Shetland MSP Tavish Scott and Voluntary Action Shetland are highlighting the serious financial pressure Shetland’s community halls are under following changes to the Scottish Government’s Water & Sewerage Exemption Scheme. Mr Scott will question the Government in Parliament this Thursday on whether it carried out an Islands Impact Assessment prior to the changes.
Under the previous scheme community halls were exempt from all charges but with the end of transition measures following a review in 2015, and with changes to the way charges are calculated, some community halls holding a permanent alcohol licence are now liable to pay water and sewerage charges of almost £2,000.
Commenting, Catherine Hughson Executive Officer of VAS said:
“This is yet another unjust tax on local communities who strive to provide much needed community facilities in their area.”
Voluntary Action Shetland (VAS) has produced two reports highlighting the importance of halls to our local communities and the serious financial impact of the increased charges. Alongside Tavish Scott MSP and the Shetland Halls Association, VAS have persistently called on the Scottish Government to re-instate the exemption for halls holding a permanent alcohol licence.

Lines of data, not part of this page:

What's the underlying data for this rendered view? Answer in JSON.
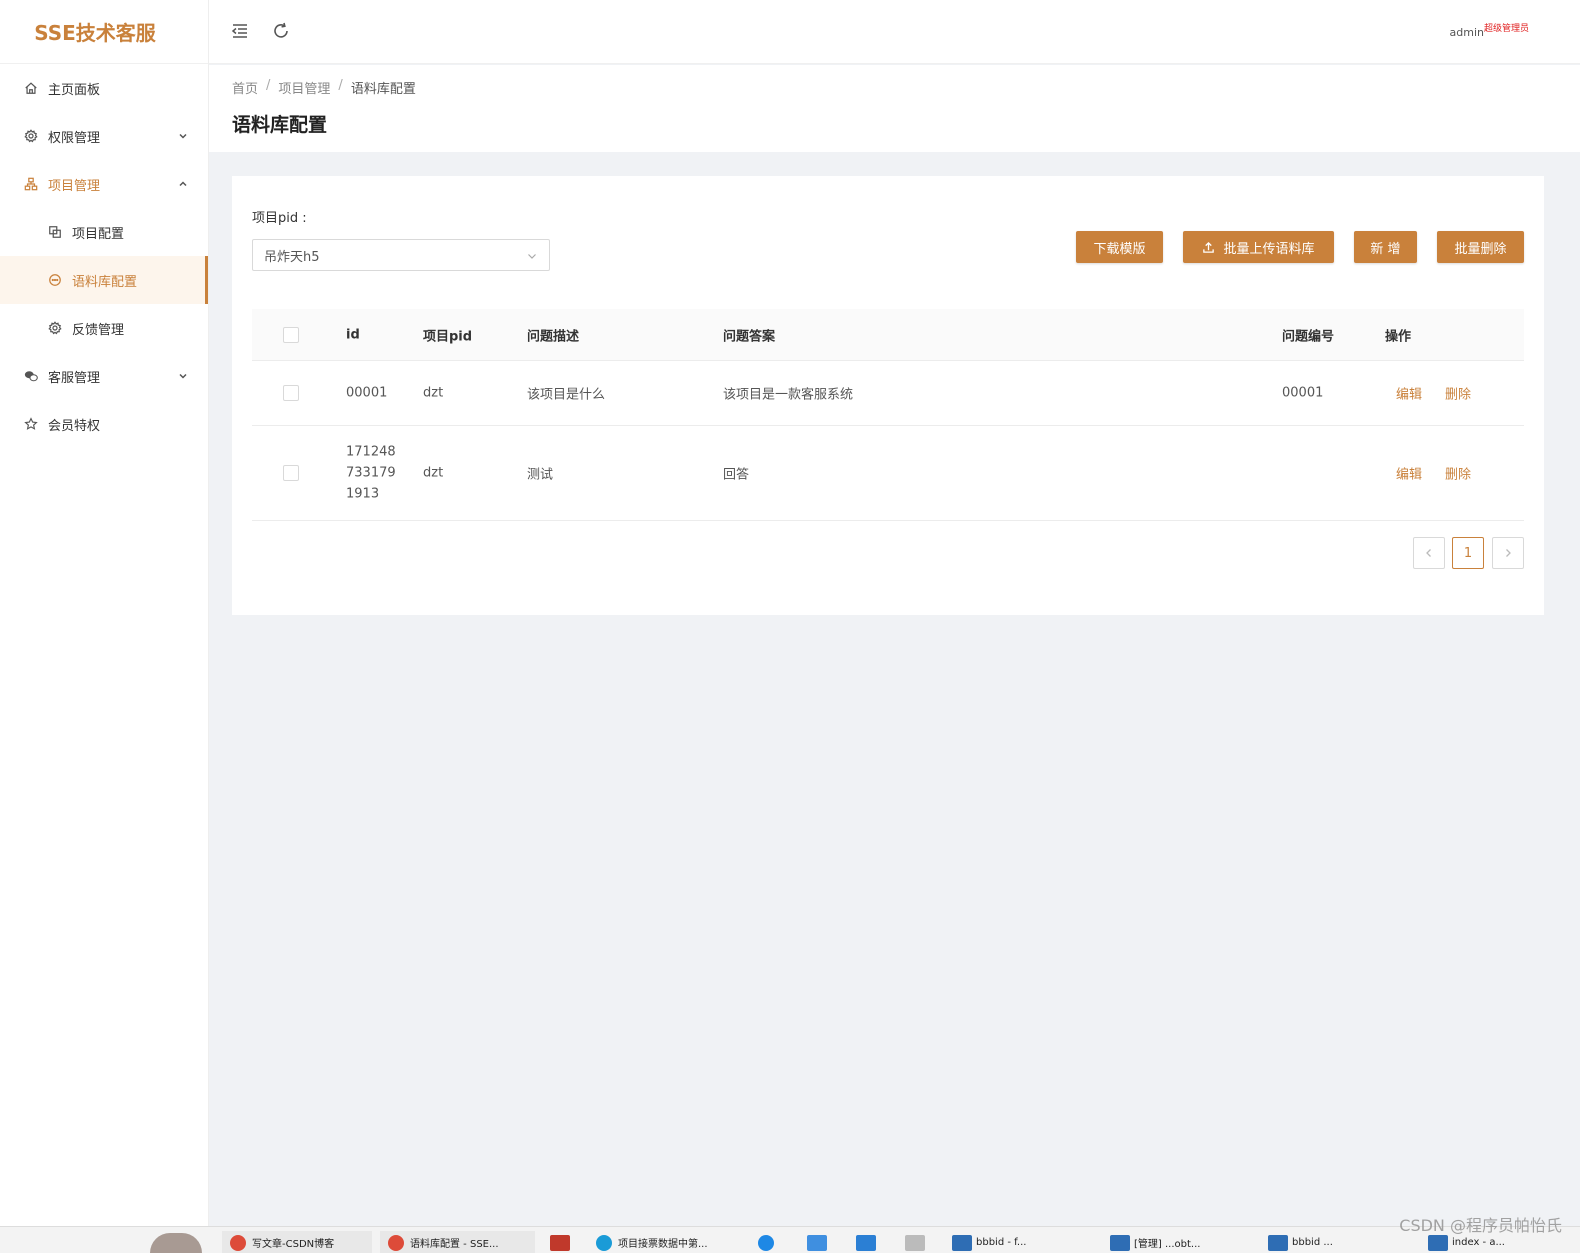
{
  "app": {
    "title": "SSE技术客服"
  },
  "sidebar": {
    "items": [
      {
        "label": "主页面板",
        "icon": "home-icon"
      },
      {
        "label": "权限管理",
        "icon": "gear-icon"
      },
      {
        "label": "项目管理",
        "icon": "sitemap-icon"
      },
      {
        "label": "项目配置",
        "icon": "copy-icon"
      },
      {
        "label": "语料库配置",
        "icon": "message-icon"
      },
      {
        "label": "反馈管理",
        "icon": "gear-icon"
      },
      {
        "label": "客服管理",
        "icon": "wechat-icon"
      },
      {
        "label": "会员特权",
        "icon": "star-icon"
      }
    ]
  },
  "header": {
    "user": "admin",
    "role": "超级管理员"
  },
  "breadcrumb": [
    "首页",
    "项目管理",
    "语料库配置"
  ],
  "page": {
    "title": "语料库配置"
  },
  "filter": {
    "label": "项目pid :",
    "selected": "吊炸天h5"
  },
  "buttons": {
    "download": "下载模版",
    "upload": "批量上传语料库",
    "add": "新 增",
    "batch_delete": "批量删除"
  },
  "table": {
    "columns": [
      "id",
      "项目pid",
      "问题描述",
      "问题答案",
      "问题编号",
      "操作"
    ],
    "rows": [
      {
        "id": "00001",
        "pid": "dzt",
        "question": "该项目是什么",
        "answer": "该项目是一款客服系统",
        "number": "00001"
      },
      {
        "id_lines": [
          "171248",
          "733179",
          "1913"
        ],
        "pid": "dzt",
        "question": "测试",
        "answer": "回答",
        "number": ""
      }
    ],
    "actions": {
      "edit": "编辑",
      "delete": "删除"
    }
  },
  "pagination": {
    "current": "1"
  },
  "taskbar": {
    "items": [
      "写文章-CSDN博客",
      "语料库配置 - SSE...",
      "项目接票数据中第...",
      "bbbid - f...",
      "[管理] ...obt...",
      "bbbid ...",
      "index - a..."
    ]
  },
  "watermark": "CSDN @程序员帕怡氏"
}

The Scottish Government claims that ending the exemption supports its alcohol strategy and ensures there is no unfair competition between licensed premises. However, most community halls in Shetland are far from other licensed premises.
Tavish Scott MSP added:
“Halls need permanent alcohol licences to cater for the varied events they host. They are run by dedicated volunteers and rely on this income to keep operating. They don’t compete with other licensed premises.
“The Scottish Government’s indifference to our repeated calls to reverse this damaging change to the exemption criteria shows a fundamental misunderstanding of the geography of Shetland and the role of public halls in our rural communities.
“The Islands (Scotland) Act 2018 places a duty on Scottish Ministers to give due consideration to the effect of any policy changes on the islands. We will continue to make the case for a retrospective island communities impact assessment into these charges.